Mendocino County-based Fetzer Vineyards recently announced that it has received platinum level Zero Waste certification from the U.S. Zero Waste Business Council (USZWBC). Platinum certification, the highest level offered by the USZWBC, recognizes the company for successfully diverting 97.7 percent of its waste from landfill, incineration and the environment.
“Our certification program holds to the highest standards and is one of the toughest in the country, so reaching the platinum level is a great accomplishment,” said Stephanie Barger, founder and executive director of USZWBC. “Fetzer Vineyards has been a longtime partner of the Zero Waste movement. Recognizing and documenting Fetzer’s achievements beyond recycling to reduce, retrain and redesign systems increases its bottom-line and motivates other companies to take the next step.”
“We are honored to be the first wine company to achieve Zero Waste certification,” said Fetzer’s sustainability manager Josh Prigge. “This achievement reinforces that companies can work to create a closed-loop system that is both profitable and sustainable.”
The goal of businesses participating in the USZWBC Zero Waste Certification program is to drive their programs beyond recycling to Zero Waste analysis, leadership, purchasing and total participation. The goal of Zero Waste is to divert all end-use material from landfill, incineration and the environment, while achieving a minimum of 90 percent diversion based on the standards set by the Zero Waste International Alliance (ZWIA). Fetzer is exceeding this by 7.7 percent.
Here are Fetzer’s environmental achievements to date:

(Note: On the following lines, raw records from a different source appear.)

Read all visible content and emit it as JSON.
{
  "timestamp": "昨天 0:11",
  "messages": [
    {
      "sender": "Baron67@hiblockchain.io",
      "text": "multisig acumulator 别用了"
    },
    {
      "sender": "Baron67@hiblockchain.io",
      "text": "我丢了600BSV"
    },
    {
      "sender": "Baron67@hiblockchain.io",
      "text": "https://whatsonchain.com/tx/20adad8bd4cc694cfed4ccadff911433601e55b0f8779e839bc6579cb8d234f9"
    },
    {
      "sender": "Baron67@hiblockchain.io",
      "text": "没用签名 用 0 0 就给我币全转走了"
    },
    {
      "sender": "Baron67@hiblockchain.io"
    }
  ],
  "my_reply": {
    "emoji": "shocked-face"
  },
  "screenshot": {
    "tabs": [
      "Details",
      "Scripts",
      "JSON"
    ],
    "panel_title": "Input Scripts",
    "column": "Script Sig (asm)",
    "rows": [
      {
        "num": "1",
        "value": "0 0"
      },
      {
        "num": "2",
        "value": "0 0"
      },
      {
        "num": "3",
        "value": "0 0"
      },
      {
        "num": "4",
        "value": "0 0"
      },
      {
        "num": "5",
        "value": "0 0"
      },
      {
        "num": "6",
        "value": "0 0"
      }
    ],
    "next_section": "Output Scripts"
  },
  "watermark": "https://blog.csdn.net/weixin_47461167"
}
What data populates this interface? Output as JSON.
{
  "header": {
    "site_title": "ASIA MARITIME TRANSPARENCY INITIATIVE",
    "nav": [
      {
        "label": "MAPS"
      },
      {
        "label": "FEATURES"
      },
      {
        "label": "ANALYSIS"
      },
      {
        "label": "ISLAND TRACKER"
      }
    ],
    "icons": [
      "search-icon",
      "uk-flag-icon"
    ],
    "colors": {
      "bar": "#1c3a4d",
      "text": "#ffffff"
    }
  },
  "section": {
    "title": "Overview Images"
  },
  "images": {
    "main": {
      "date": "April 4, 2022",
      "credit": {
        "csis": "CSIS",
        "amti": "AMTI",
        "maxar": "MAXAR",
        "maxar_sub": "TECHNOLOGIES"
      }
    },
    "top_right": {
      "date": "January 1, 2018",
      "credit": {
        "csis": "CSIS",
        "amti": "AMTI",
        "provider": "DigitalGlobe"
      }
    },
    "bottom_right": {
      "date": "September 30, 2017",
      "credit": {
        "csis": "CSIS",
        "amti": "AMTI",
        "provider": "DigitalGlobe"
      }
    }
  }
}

- Diverted 97.7 percent of all waste from landfills and incineration in 2013 through recycling, reusing, and composting used materials

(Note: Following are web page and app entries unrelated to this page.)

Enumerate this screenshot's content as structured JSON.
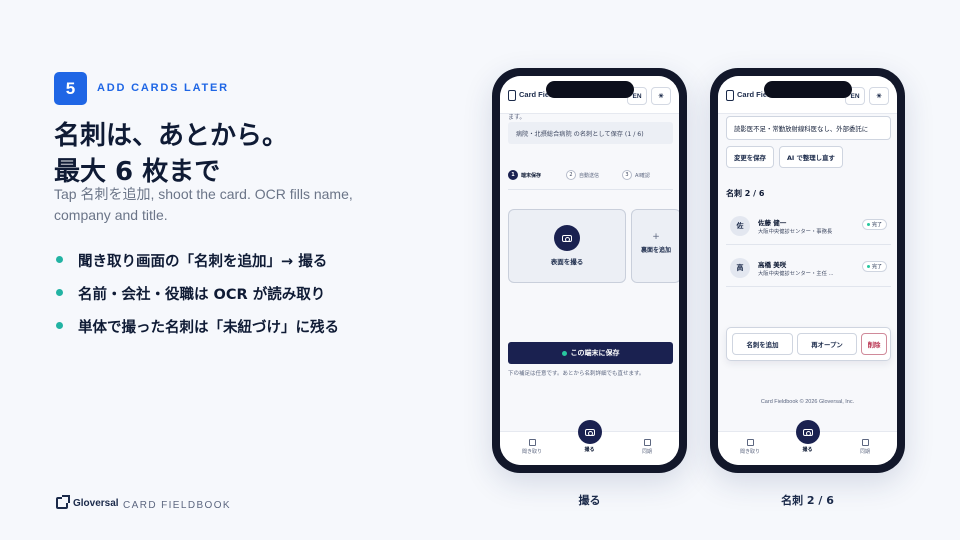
{
  "left": {
    "step_number": "5",
    "step_label": "ADD CARDS LATER",
    "headline_line1": "名刺は、あとから。",
    "headline_line2": "最大 6 枚まで",
    "description": "Tap 名刺を追加, shoot the card. OCR fills name, company and title.",
    "bullets": [
      "聞き取り画面の「名刺を追加」→ 撮る",
      "名前・会社・役職は OCR が読み取り",
      "単体で撮った名刺は「未紐づけ」に残る"
    ],
    "accent_color": "#1f66e5",
    "bullet_color": "#22b3a3"
  },
  "footer": {
    "brand": "Gloversal",
    "product": "CARD FIELDBOOK"
  },
  "phone1": {
    "app_name": "Card Fieldbook",
    "lang_button": "EN",
    "theme_icon": "sun-icon",
    "scrolled_text": "ます。",
    "hint": "病院・北摂総合病院 の名刺として保存 (1 / 6)",
    "steps": [
      {
        "num": "1",
        "label": "端末保存"
      },
      {
        "num": "2",
        "label": "自動送信"
      },
      {
        "num": "3",
        "label": "AI確認"
      }
    ],
    "shoot_front_label": "表面を撮る",
    "add_back_plus": "+",
    "add_back_label": "裏面を追加",
    "save_button": "この端末に保存",
    "save_note": "下の補足は任意です。あとから名刺詳細でも直せます。",
    "nav_left": "聞き取り",
    "nav_center": "撮る",
    "nav_right": "同期",
    "caption": "撮る"
  },
  "phone2": {
    "app_name": "Card Fieldbook",
    "lang_button": "EN",
    "theme_icon": "sun-icon",
    "memo": "読影医不足・常勤放射線科医なし、外部委託に",
    "save_changes": "変更を保存",
    "ai_organize": "AI で整理し直す",
    "count_label": "名刺 2 / 6",
    "cards": [
      {
        "initial": "佐",
        "name": "佐藤 健一",
        "org": "大阪中央健診センター・事務長",
        "status": "完了"
      },
      {
        "initial": "高",
        "name": "高橋 美咲",
        "org": "大阪中央健診センター・主任 ...",
        "status": "完了"
      }
    ],
    "add_card": "名刺を追加",
    "reopen": "再オープン",
    "delete": "削除",
    "copyright": "Card Fieldbook © 2026 Gloversal, Inc.",
    "nav_left": "聞き取り",
    "nav_center": "撮る",
    "nav_right": "同期",
    "caption": "名刺 2 / 6"
  }
}
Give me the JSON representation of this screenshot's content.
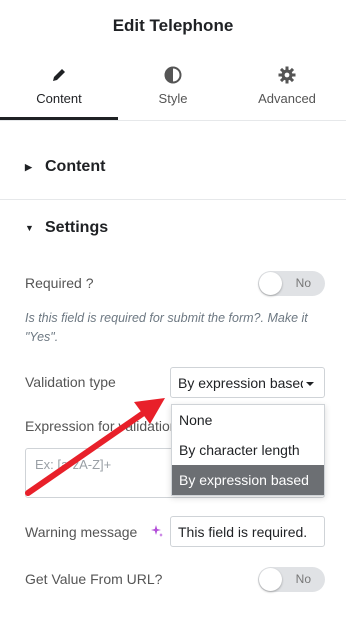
{
  "header": {
    "title": "Edit Telephone"
  },
  "tabs": [
    {
      "label": "Content",
      "icon": "pencil-icon",
      "active": true
    },
    {
      "label": "Style",
      "icon": "half-circle-icon",
      "active": false
    },
    {
      "label": "Advanced",
      "icon": "gear-icon",
      "active": false
    }
  ],
  "sections": {
    "content": {
      "label": "Content",
      "expanded": false
    },
    "settings": {
      "label": "Settings",
      "expanded": true
    }
  },
  "fields": {
    "required": {
      "label": "Required ?",
      "toggle_text": "No",
      "note": "Is this field is required for submit the form?. Make it \"Yes\"."
    },
    "validation_type": {
      "label": "Validation type",
      "value": "By expression based",
      "options": [
        "None",
        "By character length",
        "By expression based"
      ],
      "selected_index": 2
    },
    "expression": {
      "label": "Expression for validation",
      "placeholder": "Ex: [a-zA-Z]+"
    },
    "warning": {
      "label": "Warning message",
      "value": "This field is required."
    },
    "get_value_from_url": {
      "label": "Get Value From URL?",
      "toggle_text": "No"
    }
  },
  "colors": {
    "annotation_arrow": "#e8202a",
    "selected_option_bg": "#6c6f73",
    "sparkle": "#b34fd9"
  }
}
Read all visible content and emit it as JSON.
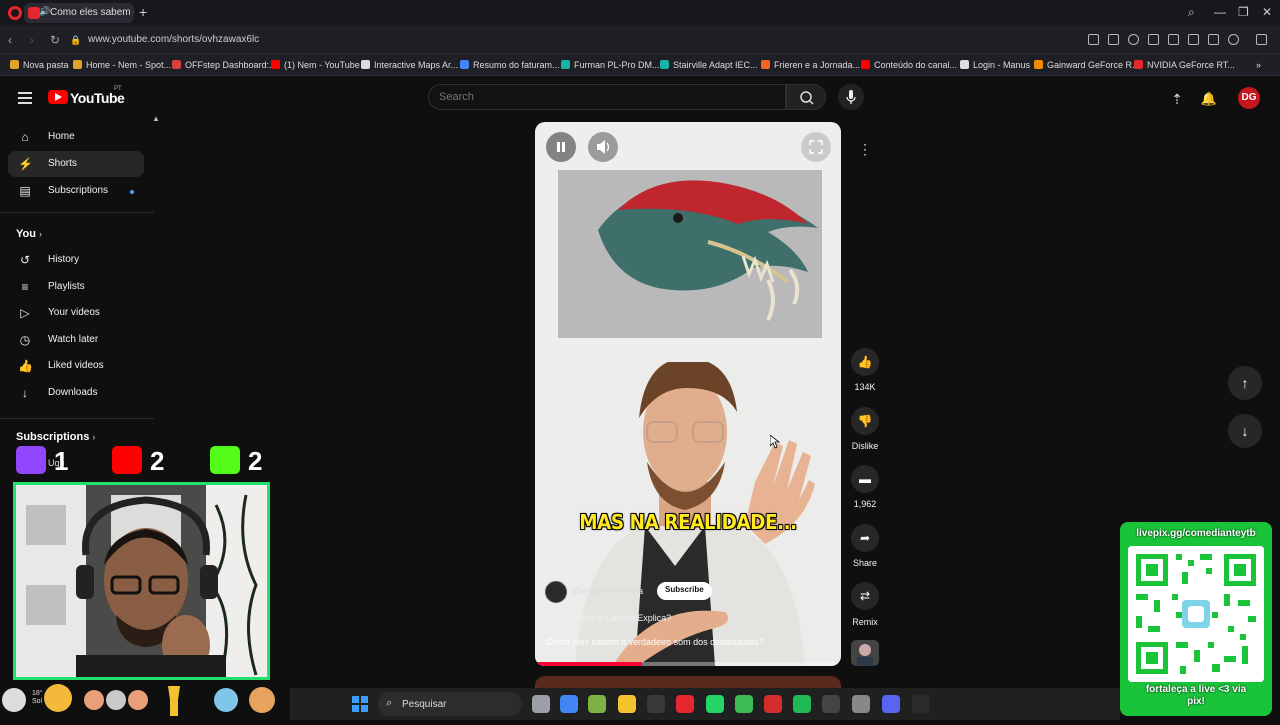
{
  "browser": {
    "tab_title": "Como eles sabem o ve",
    "url": "www.youtube.com/shorts/ovhzawax6lc",
    "bookmarks": [
      {
        "label": "Nova pasta",
        "color": "#e0a526"
      },
      {
        "label": "Home - Nem - Spot...",
        "color": "#e0a526"
      },
      {
        "label": "OFFstep Dashboard:...",
        "color": "#d84040"
      },
      {
        "label": "(1) Nem - YouTube",
        "color": "#ff0000"
      },
      {
        "label": "Interactive Maps Ar...",
        "color": "#dddddd"
      },
      {
        "label": "Resumo do faturam...",
        "color": "#4285f4"
      },
      {
        "label": "Furman PL-Pro DM...",
        "color": "#16b3a6"
      },
      {
        "label": "Stairville Adapt IEC...",
        "color": "#16b3a6"
      },
      {
        "label": "Frieren e a Jornada...",
        "color": "#f26522"
      },
      {
        "label": "Conteúdo do canal...",
        "color": "#ff0000"
      },
      {
        "label": "Login - Manus",
        "color": "#dddddd"
      },
      {
        "label": "Gainward GeForce R...",
        "color": "#f28c00"
      },
      {
        "label": "NVIDIA GeForce RT...",
        "color": "#e8262d"
      }
    ]
  },
  "header": {
    "logo_text": "YouTube",
    "logo_country": "PT",
    "search_placeholder": "Search",
    "avatar_initials": "DG"
  },
  "sidebar": {
    "items": [
      {
        "label": "Home",
        "icon": "home-icon",
        "glyph": "⌂"
      },
      {
        "label": "Shorts",
        "icon": "shorts-icon",
        "glyph": "⚡"
      },
      {
        "label": "Subscriptions",
        "icon": "subscriptions-icon",
        "glyph": "▤"
      }
    ],
    "you_heading": "You",
    "you_items": [
      {
        "label": "History",
        "icon": "history-icon",
        "glyph": "↺"
      },
      {
        "label": "Playlists",
        "icon": "playlists-icon",
        "glyph": "≡"
      },
      {
        "label": "Your videos",
        "icon": "your-videos-icon",
        "glyph": "▷"
      },
      {
        "label": "Watch later",
        "icon": "watch-later-icon",
        "glyph": "◷"
      },
      {
        "label": "Liked videos",
        "icon": "liked-videos-icon",
        "glyph": "👍"
      },
      {
        "label": "Downloads",
        "icon": "downloads-icon",
        "glyph": "↓"
      }
    ],
    "subscriptions_heading": "Subscriptions",
    "sub_item_partial": "Uqu"
  },
  "stream_overlay": {
    "counters": [
      {
        "platform": "twitch",
        "value": "1",
        "color": "#9146ff"
      },
      {
        "platform": "youtube",
        "value": "2",
        "color": "#ff0000"
      },
      {
        "platform": "kick",
        "value": "2",
        "color": "#53fc18"
      }
    ],
    "qr_url": "livepix.gg/comedianteytb",
    "qr_footer_line1": "fortaleça a live <3 via",
    "qr_footer_line2": "pix!",
    "accent": "#19c43a"
  },
  "short": {
    "caption": "MAS NA REALIDADE...",
    "channel": "@antoniomiranda",
    "subscribe": "Subscribe",
    "playlist": "Será que a Ciência Explica?",
    "title": "Como eles sabem o verdadeiro som dos dinossauros?",
    "progress": 0.35
  },
  "actions": {
    "likes": "134K",
    "dislike": "Dislike",
    "comments": "1,962",
    "share": "Share",
    "remix": "Remix"
  },
  "taskbar": {
    "weather_temp": "18°",
    "weather_text": "Sol",
    "search_label": "Pesquisar",
    "apps": [
      {
        "name": "task-view",
        "color": "#9aa0a6"
      },
      {
        "name": "chrome",
        "color": "#4285f4"
      },
      {
        "name": "charts-app",
        "color": "#7cb342"
      },
      {
        "name": "file-explorer",
        "color": "#f4c430"
      },
      {
        "name": "store",
        "color": "#3a3a3a"
      },
      {
        "name": "opera",
        "color": "#e8262d"
      },
      {
        "name": "whatsapp",
        "color": "#25d366"
      },
      {
        "name": "shield-app",
        "color": "#3cba54"
      },
      {
        "name": "adobe-app",
        "color": "#d42c2c"
      },
      {
        "name": "spotify",
        "color": "#1db954"
      },
      {
        "name": "sound-app",
        "color": "#444444"
      },
      {
        "name": "settings-app",
        "color": "#888888"
      },
      {
        "name": "discord",
        "color": "#5865f2"
      },
      {
        "name": "obs",
        "color": "#2a2a2a"
      }
    ]
  }
}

- Diverted approximately 2,807 tons of total waste from landfill in 2013, equal to the weight of about 1,400 cars
- Exceeded the California State Mandate of 75 percent diversion (AB341) by 2017

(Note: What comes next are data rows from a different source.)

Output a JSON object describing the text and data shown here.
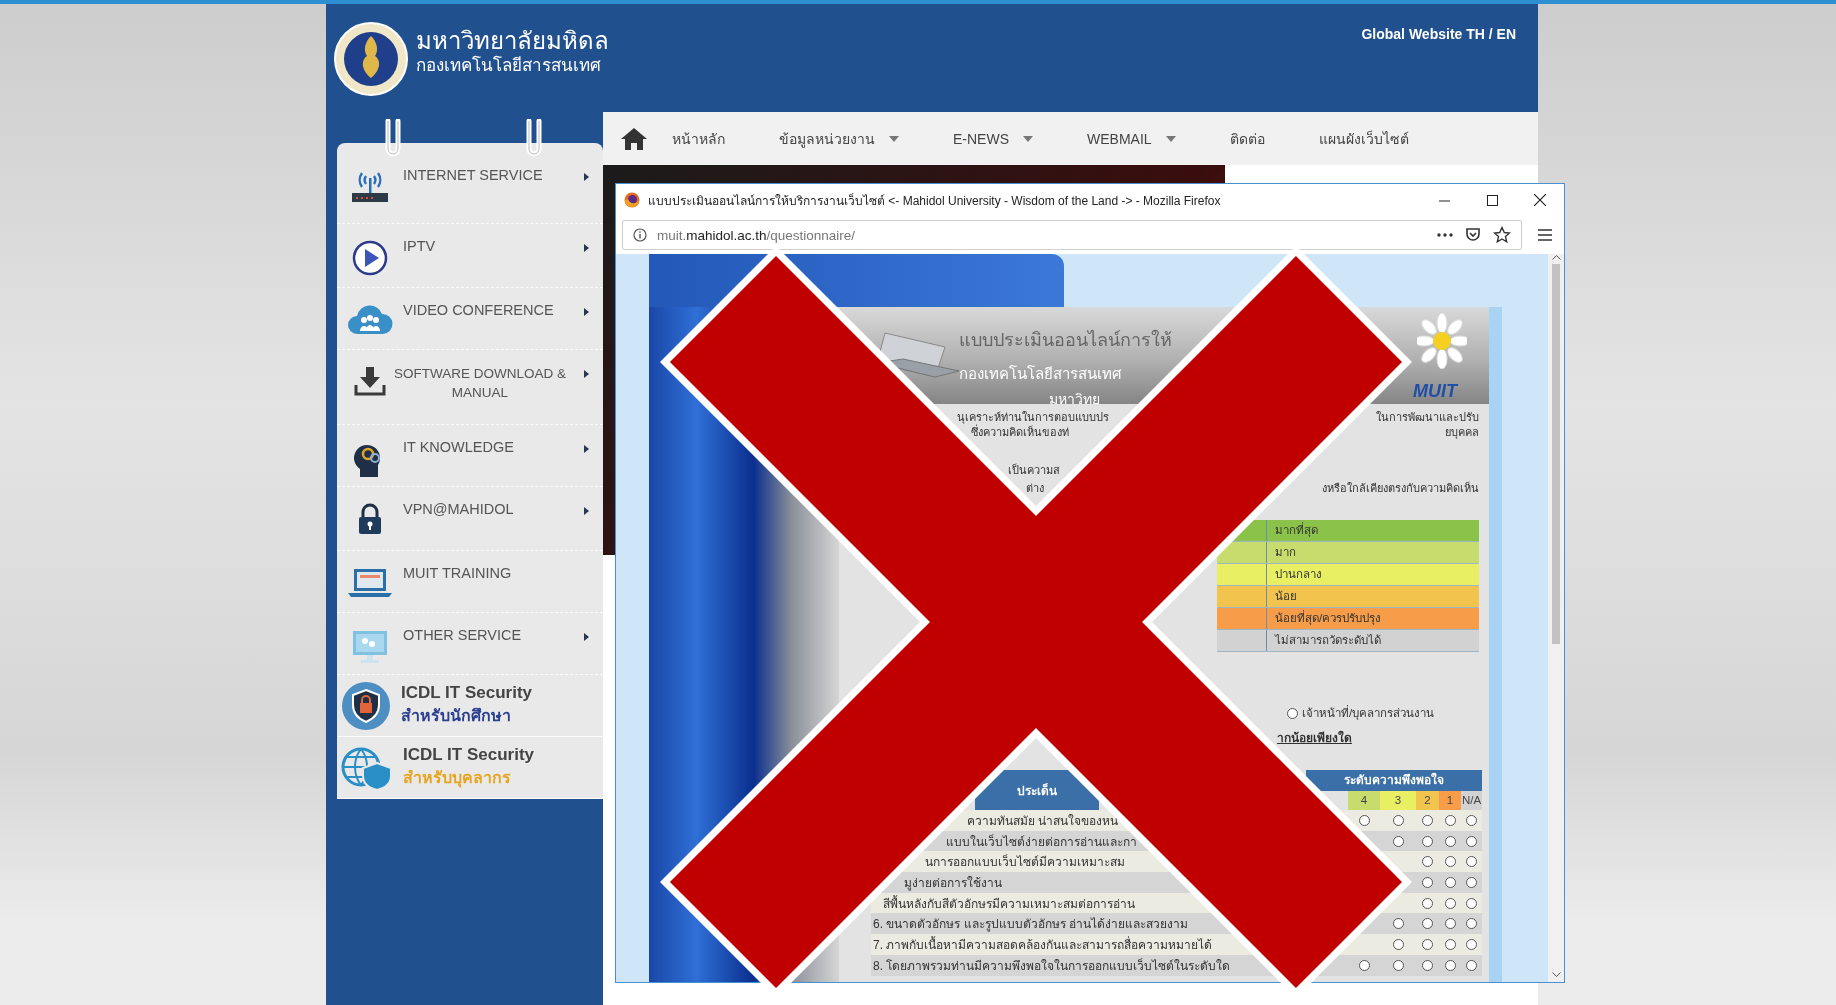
{
  "header": {
    "title": "มหาวิทยาลัยมหิดล",
    "subtitle": "กองเทคโนโลยีสารสนเทศ",
    "global_link": "Global Website TH / EN"
  },
  "nav": {
    "items": [
      {
        "label": "หน้าหลัก",
        "dropdown": false
      },
      {
        "label": "ข้อมูลหน่วยงาน",
        "dropdown": true
      },
      {
        "label": "E-NEWS",
        "dropdown": true
      },
      {
        "label": "WEBMAIL",
        "dropdown": true
      },
      {
        "label": "ติดต่อ",
        "dropdown": false
      },
      {
        "label": "แผนผังเว็บไซต์",
        "dropdown": false
      }
    ]
  },
  "sidebar": {
    "items": [
      {
        "label": "INTERNET SERVICE",
        "kind": "single",
        "submenu": true
      },
      {
        "label": "IPTV",
        "kind": "single",
        "submenu": true
      },
      {
        "label": "VIDEO CONFERENCE",
        "kind": "single",
        "submenu": true
      },
      {
        "label": "SOFTWARE DOWNLOAD & MANUAL",
        "kind": "wrapped",
        "submenu": true
      },
      {
        "label": "IT KNOWLEDGE",
        "kind": "single",
        "submenu": true
      },
      {
        "label": "VPN@MAHIDOL",
        "kind": "single",
        "submenu": true
      },
      {
        "label": "MUIT TRAINING",
        "kind": "single",
        "submenu": false
      },
      {
        "label": "OTHER SERVICE",
        "kind": "single",
        "submenu": true
      }
    ],
    "promos": [
      {
        "title": "ICDL IT Security",
        "subtitle": "สำหรับนักศึกษา",
        "color": "#2b3f8f"
      },
      {
        "title": "ICDL IT Security",
        "subtitle": "สำหรับบุคลากร",
        "color": "#e6a520"
      }
    ]
  },
  "browser": {
    "title": "แบบประเมินออนไลน์การให้บริการงานเว็บไซต์ <- Mahidol University - Wisdom of the Land -> - Mozilla Firefox",
    "url": "muit.**mahidol.ac.th**/questionnaire/"
  },
  "questionnaire": {
    "heading": "แบบประเมินออนไลน์การให้",
    "unit": "กองเทคโนโลยีสารสนเทศ",
    "university": "มหาวิทย",
    "logo": "MUIT",
    "intro": [
      {
        "left": "นุเคราะห์ท่านในการตอบแบบปร",
        "right": "ในการพัฒนาและปรับ"
      },
      {
        "left": "ซึ่งความคิดเห็นของท่",
        "right": "ยบุคคล"
      }
    ],
    "instructions": [
      {
        "left": "เป็นความส"
      },
      {
        "left": "ต่าง",
        "right": "งหรือใกล้เคียงตรงกับความคิดเห็น"
      }
    ],
    "legend": [
      {
        "label": "มากที่สุด",
        "color": "#8bc34a"
      },
      {
        "label": "มาก",
        "color": "#c8dc6e"
      },
      {
        "label": "ปานกลาง",
        "color": "#e9ef62"
      },
      {
        "label": "น้อย",
        "color": "#f2c44e"
      },
      {
        "label": "น้อยที่สุด/ควรปรับปรุง",
        "color": "#f79c48"
      },
      {
        "label": "ไม่สามารถวัดระดับได้",
        "color": "#d2d2d2"
      }
    ],
    "respondent_option": {
      "label": "เจ้าหน้าที่/บุคลากรส่วนงาน",
      "checked": false
    },
    "question_fragment": "ากน้อยเพียงใด",
    "table": {
      "topic_header": "ประเด็น",
      "satisfaction_header": "ระดับความพึงพอใจ",
      "levels": [
        {
          "label": "4",
          "color": "#c8dc6e"
        },
        {
          "label": "3",
          "color": "#e9ef62"
        },
        {
          "label": "2",
          "color": "#f2c44e"
        },
        {
          "label": "1",
          "color": "#f79c48"
        },
        {
          "label": "N/A",
          "color": "#d2d2d2"
        }
      ],
      "rows": [
        {
          "text": "ความทันสมัย น่าสนใจของหน",
          "kind": "partial",
          "checked": [
            false,
            false,
            false,
            false,
            false
          ]
        },
        {
          "text": "แบบในเว็บไซต์ง่ายต่อการอ่านและกา",
          "kind": "partial",
          "checked": [
            false,
            false,
            false,
            false
          ]
        },
        {
          "text": "นการออกแบบเว็บไซต์มีความเหมาะสม",
          "kind": "partial",
          "checked": [
            false,
            false,
            false
          ]
        },
        {
          "text": "มูง่ายต่อการใช้งาน",
          "kind": "partial",
          "checked": [
            false,
            false,
            false
          ]
        },
        {
          "text": "สีพื้นหลังกับสีตัวอักษรมีความเหมาะสมต่อการอ่าน",
          "kind": "partial",
          "checked": [
            false,
            false,
            false
          ]
        },
        {
          "text": "6. ขนาดตัวอักษร และรูปแบบตัวอักษร อ่านได้ง่ายและสวยงาม",
          "kind": "full",
          "checked": [
            false,
            false,
            false,
            false
          ]
        },
        {
          "text": "7. ภาพกับเนื้อหามีความสอดคล้องกันและสามารถสื่อความหมายได้",
          "kind": "full",
          "checked": [
            false,
            false,
            false,
            false
          ]
        },
        {
          "text": "8. โดยภาพรวมท่านมีความพึงพอใจในการออกแบบเว็บไซต์ในระดับใด",
          "kind": "full",
          "checked": [
            false,
            false,
            false,
            false,
            false
          ]
        }
      ]
    }
  }
}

- Reduced annual waste sent to the landfill by more than 96 percent since 1990
- Composted 3.6 million pounds of grape skins, stems, and seeds in 2013, which is then reintroduced into its vineyards as fertilizer
- Became the first winery in California to operate on 100 percent renewable energy in 1999
- Saved more than $388,000 per year in disposal costs and including revenue for recycling
Speaking of zero-waste wine production, in June 2013 the University of California Davis celebrated the opening of the Jess S. Jackson Sustainable Winery Building, which was designed to not only be zero-waste but completely self-sustaining. Made possible by a $3 million pledge from the late Jackson Family Wines founder Jess Jackson and his wife, Barbara Banke, the $4 million structure — when fully operational — will enable the adjacent teaching and research winery, brewery and food-processing facility to operate self-sustainably through onsite capture of energy and water. The 8,500-square-foot building will also house equipment and systems for capturing and sequestering carbon dioxide from wine fermentation, and for filtering and recirculating water for wine, beer and food processing. It is expected to be the first building at any university to be certified Net Zero Energy under the Living Building Challenge and only the second such building in California.